| YOUR ASSIGNMENT |
Using the records below, filter for lines that contain the string "JSON" and copy them out.

| RECORDS PROVIDED |
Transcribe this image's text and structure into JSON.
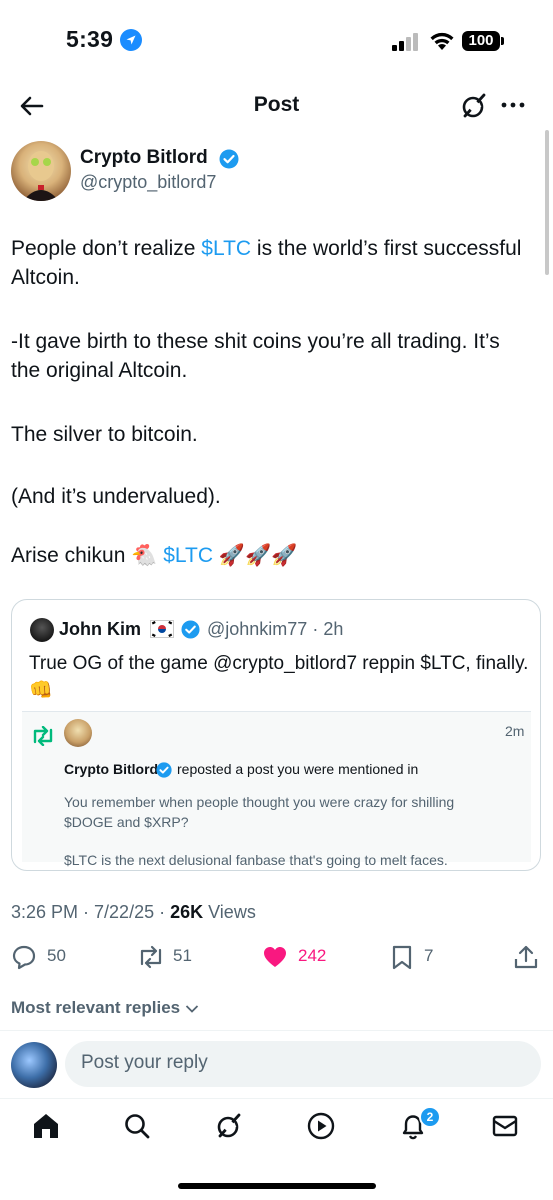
{
  "status_bar": {
    "time": "5:39",
    "battery": "100"
  },
  "header": {
    "title": "Post"
  },
  "author": {
    "name": "Crypto Bitlord",
    "handle": "@crypto_bitlord7"
  },
  "tweet": {
    "p1_before": "People don’t realize ",
    "p1_link": "$LTC",
    "p1_after": " is the world’s first successful Altcoin.",
    "p2": "-It gave birth to these shit coins you’re all trading. It’s the original Altcoin.",
    "p3": "The silver to bitcoin.",
    "p4": "(And it’s undervalued).",
    "p5_before": "Arise chikun 🐔 ",
    "p5_link": "$LTC",
    "p5_after": " 🚀🚀🚀"
  },
  "quote": {
    "name": "John Kim",
    "handle_time": "@johnkim77 · 2h",
    "text": "True OG of the game @crypto_bitlord7 reppin $LTC, finally. 👊",
    "inner": {
      "time": "2m",
      "name": "Crypto Bitlord",
      "action": "reposted a post you were mentioned in",
      "line1": "You remember when people thought you were crazy for shilling $DOGE and $XRP?",
      "line2": "$LTC is the next delusional fanbase that's going to melt faces."
    }
  },
  "meta": {
    "time_date": "3:26 PM · 7/22/25 · ",
    "views_count": "26K",
    "views_label": " Views"
  },
  "actions": {
    "replies": "50",
    "reposts": "51",
    "likes": "242",
    "bookmarks": "7"
  },
  "replies_filter": "Most relevant replies",
  "reply_placeholder": "Post your reply",
  "nav": {
    "notifications_badge": "2"
  },
  "colors": {
    "link": "#1d9bf0",
    "like": "#f91880",
    "repost": "#00ba7c"
  }
}
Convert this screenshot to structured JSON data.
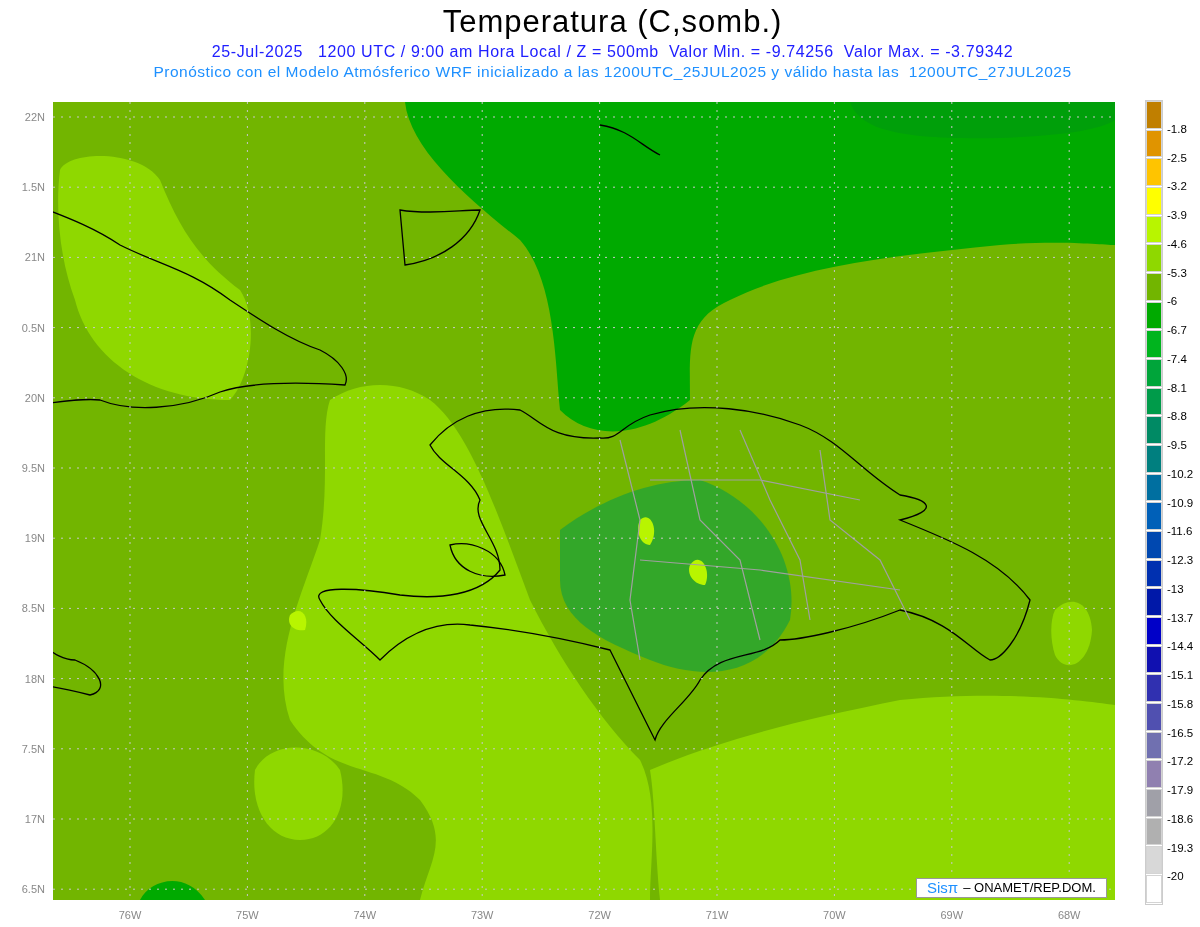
{
  "header": {
    "title": "Temperatura (C,somb.)",
    "line_1": "25-Jul-2025   1200 UTC / 9:00 am Hora Local / Z = 500mb  Valor Min. = -9.74256  Valor Max. = -3.79342",
    "line_2": "Pronóstico con el Modelo Atmósferico WRF inicializado a las 1200UTC_25JUL2025 y válido hasta las  1200UTC_27JUL2025"
  },
  "map": {
    "y_labels": [
      "22N",
      "1.5N",
      "21N",
      "0.5N",
      "20N",
      "9.5N",
      "19N",
      "8.5N",
      "18N",
      "7.5N",
      "17N",
      "6.5N"
    ],
    "x_labels": [
      "76W",
      "75W",
      "74W",
      "73W",
      "72W",
      "71W",
      "70W",
      "69W",
      "68W"
    ],
    "credit": {
      "logo": "Sisπ",
      "text": "– ONAMET/REP.DOM."
    }
  },
  "colorbar": {
    "bins": [
      {
        "color": "#c07f00",
        "label": "-1.8"
      },
      {
        "color": "#e09400",
        "label": "-2.5"
      },
      {
        "color": "#ffc400",
        "label": "-3.2"
      },
      {
        "color": "#ffff00",
        "label": "-3.9"
      },
      {
        "color": "#b8f500",
        "label": "-4.6"
      },
      {
        "color": "#8fd800",
        "label": "-5.3"
      },
      {
        "color": "#72b500",
        "label": "-6"
      },
      {
        "color": "#00aa00",
        "label": "-6.7"
      },
      {
        "color": "#00b41e",
        "label": "-7.4"
      },
      {
        "color": "#00a53a",
        "label": "-8.1"
      },
      {
        "color": "#009b4a",
        "label": "-8.8"
      },
      {
        "color": "#008a64",
        "label": "-9.5"
      },
      {
        "color": "#007f7f",
        "label": "-10.2"
      },
      {
        "color": "#006fa0",
        "label": "-10.9"
      },
      {
        "color": "#0060b8",
        "label": "-11.6"
      },
      {
        "color": "#0048b0",
        "label": "-12.3"
      },
      {
        "color": "#0030b0",
        "label": "-13"
      },
      {
        "color": "#0018a8",
        "label": "-13.7"
      },
      {
        "color": "#0000c8",
        "label": "-14.4"
      },
      {
        "color": "#1010b0",
        "label": "-15.1"
      },
      {
        "color": "#3030b0",
        "label": "-15.8"
      },
      {
        "color": "#5050b0",
        "label": "-16.5"
      },
      {
        "color": "#7070b0",
        "label": "-17.2"
      },
      {
        "color": "#9080b0",
        "label": "-17.9"
      },
      {
        "color": "#a0a0a8",
        "label": "-18.6"
      },
      {
        "color": "#b0b0b0",
        "label": "-19.3"
      },
      {
        "color": "#d8d8d8",
        "label": "-20"
      },
      {
        "color": "#ffffff"
      }
    ]
  }
}
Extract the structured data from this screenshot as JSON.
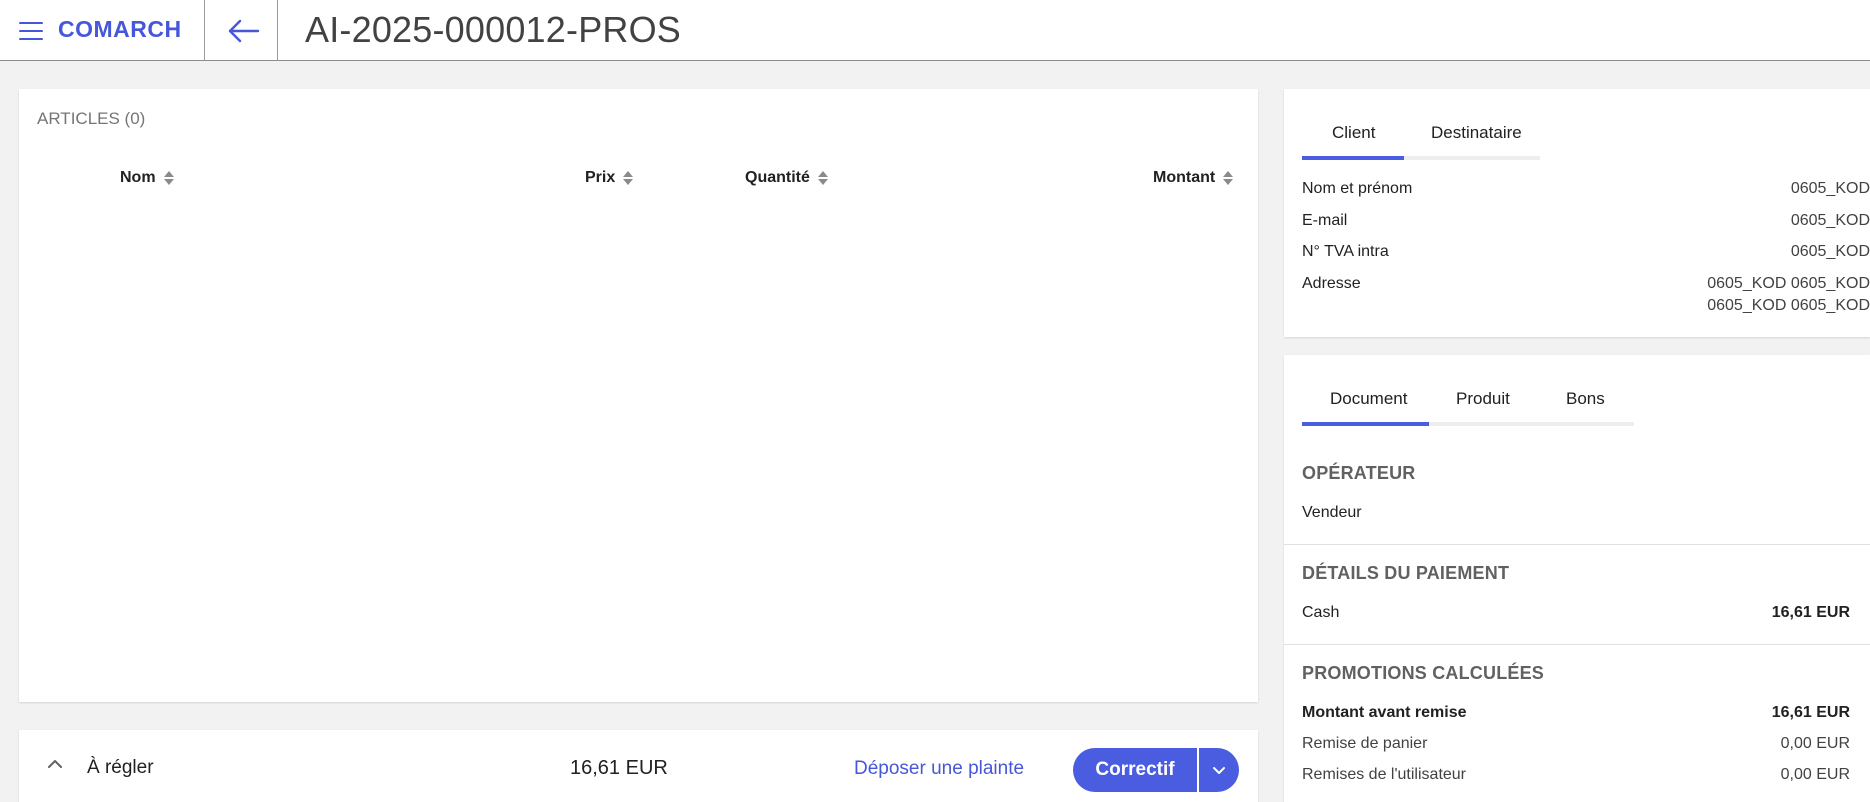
{
  "header": {
    "logo": "COMARCH",
    "title": "AI-2025-000012-PROS"
  },
  "articles": {
    "title": "ARTICLES (0)",
    "columns": [
      "Nom",
      "Prix",
      "Quantité",
      "Montant"
    ]
  },
  "bottom": {
    "label": "À régler",
    "amount": "16,61 EUR",
    "complaint_link": "Déposer une plainte",
    "primary_button": "Correctif"
  },
  "client_panel": {
    "tabs": [
      "Client",
      "Destinataire"
    ],
    "rows": [
      {
        "label": "Nom et prénom",
        "value": "0605_KOD"
      },
      {
        "label": "E-mail",
        "value": "0605_KOD"
      },
      {
        "label": "N° TVA intra",
        "value": "0605_KOD"
      },
      {
        "label": "Adresse",
        "value_lines": [
          "0605_KOD 0605_KOD",
          "0605_KOD 0605_KOD"
        ]
      }
    ]
  },
  "document_panel": {
    "tabs": [
      "Document",
      "Produit",
      "Bons"
    ],
    "operator": {
      "title": "OPÉRATEUR",
      "value": "Vendeur"
    },
    "payment": {
      "title": "DÉTAILS DU PAIEMENT",
      "rows": [
        {
          "label": "Cash",
          "value": "16,61 EUR"
        }
      ]
    },
    "promotions": {
      "title": "PROMOTIONS CALCULÉES",
      "rows": [
        {
          "label": "Montant avant remise",
          "value": "16,61 EUR"
        },
        {
          "label": "Remise de panier",
          "value": "0,00 EUR"
        },
        {
          "label": "Remises de l'utilisateur",
          "value": "0,00 EUR"
        }
      ]
    }
  },
  "colors": {
    "accent": "#4a5ce0",
    "background": "#f2f2f2",
    "card": "#ffffff"
  },
  "icons": [
    "menu-icon",
    "arrow-left-icon",
    "sort-icon",
    "chevron-up-icon",
    "chevron-down-icon"
  ]
}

| REPLY TO THE EXERCISE |
Transcribe this image's text and structure into JSON.
Convert this screenshot to structured JSON data.
Extract the structured data from this screenshot as JSON.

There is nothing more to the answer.